AUGUSTA, Maine — The federal government notified the Maine Department of Health and Human Services on Wednesday that it is terminating Riverview Psychiatric Center’s Medicare Provider Agreement, essentially shutting off some $20 million in annual federal funding at the state-run Augusta hospital.
The issue has been simmering for months and in August caused a scramble in the Legislature to correct the problem. At issue is the federal Centers for Medicaid and Medicare Services’ contention that the hospital, which is run by the state, is overcrowded, inadequately staffed and using improper methods such as handcuffs and Tasers to subdue violent patients.
DHHS Commissioner Mary Mayhew said Thursday that most of those problems have been corrected and that her department is working with the Attorney General’s Office to challenge the ruling.
“I am confident [in the state’s case] because we believe the federal decision is not supported by federal policy,” said Mayhew during a telephone interview with the Bangor Daily News. “The federal government accepted our plan of correction at the end of August. We have addressed the concerns and the issues that have been raised. We are continuing to implement other reforms to ensure high-quality, patient-focused services.”
Mayhew acknowledged that the state’s appeal may be difficult and perhaps time-consuming, due in part to the federal government shutdown that went into effect on Tuesday.
“It’s difficult to know what will satisfy them when we do not have a decision that is based on policy,” she said. “I am extremely concerned about the disconnect by the federal government related to their concerns and the state’s responsibility for meeting the needs of our civil and forensic clients in the hospital.”
J. William Roberson, associate regional administrator for CMS’ Northeast Division of Survey and Certification, who wrote the Sept. 27 decision letter to DHHS, could not be reached on Thursday. Roberson’s voicemail message said he is on furlough because of the federal government shutdown.
Riverview handles many of the state’s criminal defendants who are found incompetent to stand trial or not criminally responsible for their crimes because of acute mental illness. The hospital also handles criminal suspects who need psychological examinations before their trials and, when able, cares for county jail inmates and members of the general population who need mental health services.
As part of the state’s response earlier this year, the Legislature enacted an emergency bill, LD 1515, during a special session in late August, and Gov. Paul LePage signed it into law on Sept. 6. Among other things, the bill allowed the Department of Corrections to take in some of the prisoners who have traditionally been handled at Riverview in order to free up beds at Riverview.
According to DHHS, the federal decision was the result of two surveys conducted by the federal government, the first of which was in March 2013. CMS determined that Riverview was not in compliance in several areas relative to staffing, overcrowding and the separation of operations between forensic and non-forensic patients. In August, CMS accepted Riverview’s correction plan, which included removing 20 beds and creating a separate place for patients who are aggressive and pose safety risks to staff and other patients.
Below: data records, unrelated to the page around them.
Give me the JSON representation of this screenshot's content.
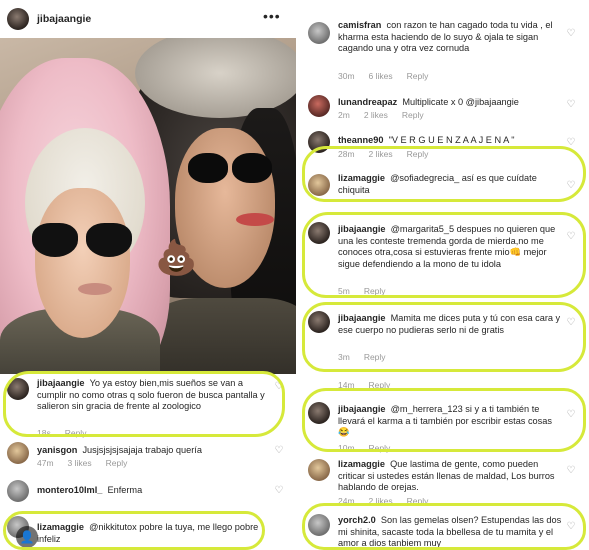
{
  "post": {
    "author": "jibajaangie",
    "more_icon": "more-dots-icon",
    "emoji": "💩"
  },
  "left_comments": [
    {
      "user": "jibajaangie",
      "text": "Yo ya estoy bien,mis sueños se van a cumplir no como otras q solo fueron de busca pantalla y salieron sin gracia de frente al zoologico",
      "time": "18s",
      "reply": "Reply"
    },
    {
      "user": "yanisgon",
      "text": "Jusjsjsjsjsajaja trabajo quería",
      "time": "47m",
      "likes": "3 likes",
      "reply": "Reply"
    },
    {
      "user": "montero10lml_",
      "text": "Enferma"
    },
    {
      "user": "lizamaggie",
      "text": "@nikkitutox pobre la tuya, me llego pobre infeliz"
    }
  ],
  "right_comments": [
    {
      "user": "camisfran",
      "text": "con razon te han cagado toda tu vida , el kharma esta haciendo de lo suyo & ojala te sigan cagando una y otra vez cornuda",
      "time": "30m",
      "likes": "6 likes",
      "reply": "Reply"
    },
    {
      "user": "lunandreapaz",
      "text": "Multiplicate x 0 @jibajaangie",
      "time": "2m",
      "likes": "2 likes",
      "reply": "Reply"
    },
    {
      "user": "theanne90",
      "text": "\"V E R G U E N Z A A J E N A \"",
      "time": "28m",
      "likes": "2 likes",
      "reply": "Reply"
    },
    {
      "user": "lizamaggie",
      "text": "@sofiadegrecia_ así es que cuídate chiquita"
    },
    {
      "user": "jibajaangie",
      "text": "@margarita5_5 despues no quieren que una les conteste tremenda gorda de mierda,no me conoces otra,cosa si estuvieras frente mio👊 mejor sigue defendiendo a la mono de tu idola",
      "time": "5m",
      "reply": "Reply"
    },
    {
      "user": "jibajaangie",
      "text": "Mamita me dices puta y tú con esa cara y ese cuerpo no pudieras serlo ni de gratis",
      "time": "3m",
      "reply": "Reply"
    },
    {
      "meta_only": true,
      "time": "14m",
      "reply": "Reply"
    },
    {
      "user": "jibajaangie",
      "text": "@m_herrera_123 si y a ti también te llevará el karma a ti también por escribir estas cosas😂",
      "time": "10m",
      "reply": "Reply"
    },
    {
      "user": "lizamaggie",
      "text": "Que lastima de gente, como pueden criticar si ustedes están llenas de maldad, Los burros hablando de orejas.",
      "time": "24m",
      "likes": "2 likes",
      "reply": "Reply"
    },
    {
      "user": "yorch2.0",
      "text": "Son las gemelas olsen? Estupendas las dos mi shinita, sacaste toda la bbellesa de tu mamita y el amor a dios tanbiem muy"
    }
  ],
  "colors": {
    "highlight": "#d6e93a",
    "username": "#262626",
    "meta": "#999999"
  },
  "icons": {
    "heart": "heart-icon",
    "profile": "profile-icon"
  },
  "watermark_symbol": "👤"
}
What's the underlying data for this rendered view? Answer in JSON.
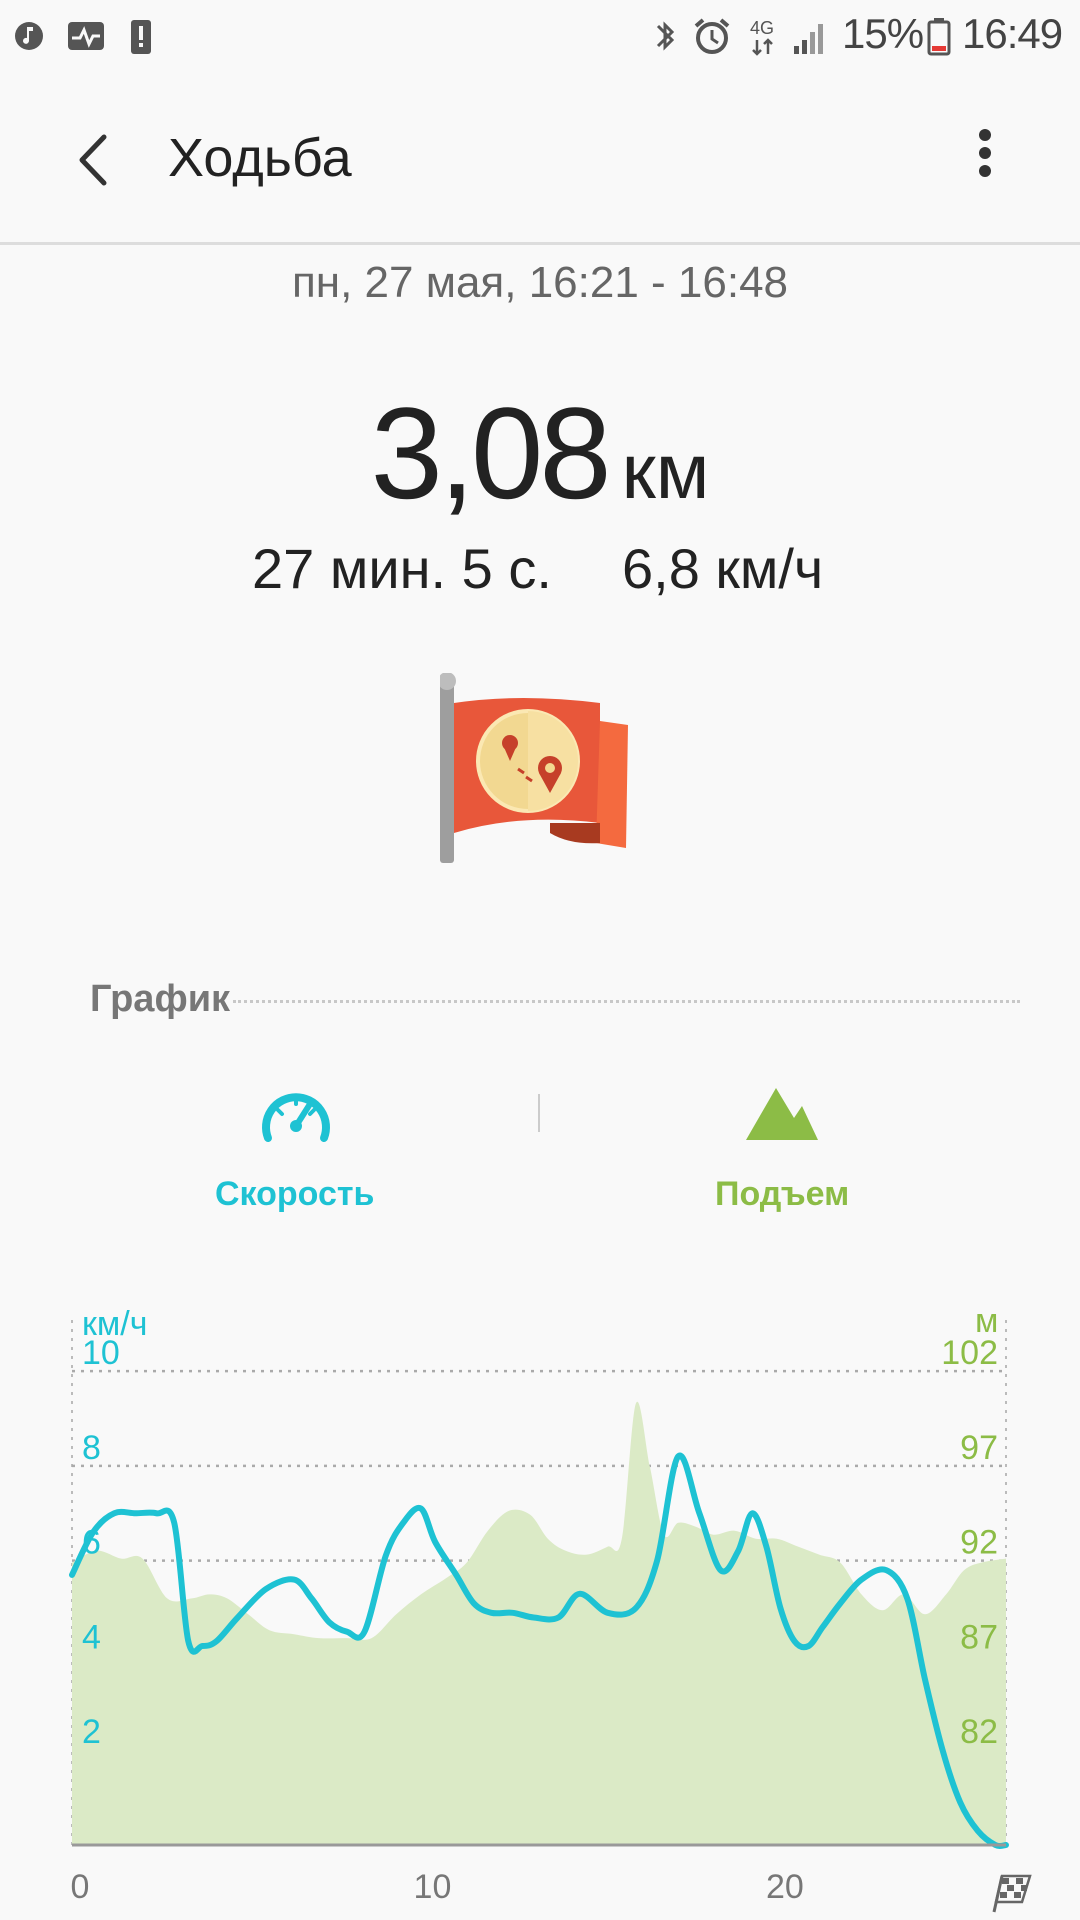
{
  "status_bar": {
    "battery_percent": "15%",
    "time": "16:49",
    "network": "4G",
    "icons": [
      "music-note-icon",
      "activity-icon",
      "alert-icon",
      "bluetooth-icon",
      "alarm-icon",
      "network-4g-icon",
      "signal-icon",
      "battery-icon"
    ]
  },
  "app_bar": {
    "title": "Ходьба",
    "back_icon": "back-arrow-icon",
    "more_icon": "more-vertical-icon"
  },
  "session": {
    "datetime": "пн, 27 мая, 16:21 - 16:48",
    "distance_value": "3,08",
    "distance_unit": "км",
    "duration": "27 мин. 5 с.",
    "avg_speed": "6,8 км/ч",
    "badge_icon": "route-flag-icon"
  },
  "graph_section": {
    "title": "График",
    "metrics": [
      {
        "label": "Скорость",
        "icon": "speedometer-icon",
        "color": "#1ec2d3"
      },
      {
        "label": "Подъем",
        "icon": "mountain-icon",
        "color": "#8cbc46"
      }
    ]
  },
  "chart_data": {
    "type": "line",
    "left_axis": {
      "unit": "км/ч",
      "ticks": [
        "2",
        "4",
        "6",
        "8",
        "10"
      ],
      "range": [
        0,
        11.5
      ]
    },
    "right_axis": {
      "unit": "м",
      "ticks": [
        "82",
        "87",
        "92",
        "97",
        "102"
      ],
      "range": [
        76.5,
        103.9
      ]
    },
    "x_axis": {
      "ticks": [
        "0",
        "10",
        "20"
      ],
      "range": [
        0,
        26.5
      ],
      "end_icon": "finish-flag-icon"
    },
    "grid": true,
    "colors": {
      "speed": "#1ec2d3",
      "elevation_fill": "#dbeac6",
      "elevation_text": "#8cbc46"
    },
    "series": [
      {
        "axis": "left",
        "x": [
          0,
          0.6,
          1.2,
          1.8,
          2.4,
          2.9,
          3.3,
          3.7,
          4.1,
          4.7,
          5.5,
          6.3,
          6.8,
          7.3,
          7.8,
          8.3,
          8.9,
          9.4,
          9.9,
          10.3,
          10.9,
          11.4,
          11.9,
          12.5,
          13.1,
          13.8,
          14.4,
          15.2,
          16.0,
          16.6,
          17.2,
          17.8,
          18.4,
          18.9,
          19.3,
          19.7,
          20.1,
          20.5,
          20.9,
          21.3,
          21.8,
          22.4,
          23.1,
          23.7,
          24.2,
          24.7,
          25.2,
          25.7,
          26.2,
          26.5
        ],
        "y": [
          5.7,
          6.6,
          7.0,
          7.0,
          7.0,
          6.8,
          4.3,
          4.2,
          4.3,
          4.8,
          5.4,
          5.6,
          5.2,
          4.7,
          4.5,
          4.5,
          6.1,
          6.8,
          7.1,
          6.4,
          5.7,
          5.1,
          4.9,
          4.9,
          4.8,
          4.8,
          5.3,
          4.9,
          5.0,
          6.0,
          8.2,
          7.0,
          5.8,
          6.2,
          7.0,
          6.3,
          5.0,
          4.3,
          4.2,
          4.6,
          5.1,
          5.6,
          5.8,
          5.2,
          3.5,
          2.0,
          0.9,
          0.3,
          0.0,
          0.0
        ]
      },
      {
        "axis": "right",
        "x": [
          0,
          0.7,
          1.4,
          2.0,
          2.7,
          3.4,
          3.9,
          4.4,
          5.0,
          5.6,
          6.3,
          7.0,
          7.8,
          8.5,
          9.2,
          9.9,
          10.6,
          11.2,
          11.8,
          12.4,
          13.0,
          13.5,
          14.0,
          14.6,
          15.2,
          15.6,
          16.0,
          16.4,
          16.8,
          17.2,
          17.7,
          18.2,
          18.8,
          19.4,
          20.0,
          20.6,
          21.2,
          21.8,
          22.4,
          23.0,
          23.6,
          24.2,
          24.8,
          25.3,
          25.8,
          26.5
        ],
        "y": [
          90.7,
          91.3,
          90.9,
          90.9,
          88.9,
          88.9,
          89.1,
          88.9,
          88.1,
          87.3,
          87.1,
          86.9,
          86.9,
          86.9,
          88.1,
          89.1,
          89.9,
          90.7,
          92.3,
          93.3,
          93.1,
          91.9,
          91.3,
          91.1,
          91.5,
          91.9,
          98.7,
          95.5,
          92.1,
          92.7,
          92.5,
          92.1,
          92.3,
          91.9,
          91.9,
          91.5,
          91.1,
          90.7,
          89.1,
          88.3,
          89.1,
          88.1,
          89.1,
          90.3,
          90.7,
          90.9
        ]
      }
    ]
  }
}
“We have taken significant steps to address these most critical issues around patient safety, staff safety, quality and well-documented treatment plans,” said Mary Louise McEwen, Riverview’s superintendent, in a written statement. “The remaining issues do not rise to a level of severity that warrants termination. Most are easily addressed and in one case, we are being held to a standard that we cannot find in the rules that govern participation in the Medicare program.”
The outstanding compliance problems at Riverview, as far as the federal government is concerned, involve follow-up measures to the separation of the potentially dangerous patients from the rest of the population. The unresolved concerns involve the development of reporting forms, the movement of equipment between units and the sharing of staff.
“We cannot find in any of the federal rules a requirement that staffing in these units be separate,” said McEwen. “The staffing ratios in the hospital clearly meet federal requirements and can provide for appropriate care for our clients.”
Mayhew said that concurrently with reviewing its legal options, DHHS is looking for ways to keep the hospital operating without the federal funding, which comprises about half of Riverview’s budget. Rep. Michael Carey. D-Lewiston, suggested during a meeting of the Legislature’s Appropriations Committee on Wednesday that DHHS has a funding surplus of some $9 million created by vacant positions and other factors that could be used to help solve the staffing shortages at Riverview.
Mayhew said that money may be part of the solution but not all of it.
“We certainly will look at what options we have within those resources,” she said. “We simply cannot make up a potential annual loss of nearly $20 million in federal funding should this decision stand.”
In the short-term, Mayhew said Riverview has closed new admissions of civil patients — meaning patients that are not at Riverview as the result of decisions by the Department of Corrections or the judicial branch.
Riverview Psychiatric Center opened in the early 2000s to coincide with the closure of the Augusta Mental Health Institute in 2004. Part of that transition was required by a court-ordered consent decree that governs how the state handles psychiatric patients. Mayhew said one of her department’s top priorities is to ensure that the state remains in compliance with the consent decree.
“The hospital absolutely continues to be focused on the terms of the consent decree and has worked over many years to meet the terms of the consent decree to advance on the quality of services being provided at the hospital,” said Mayhew. “That focus remains.”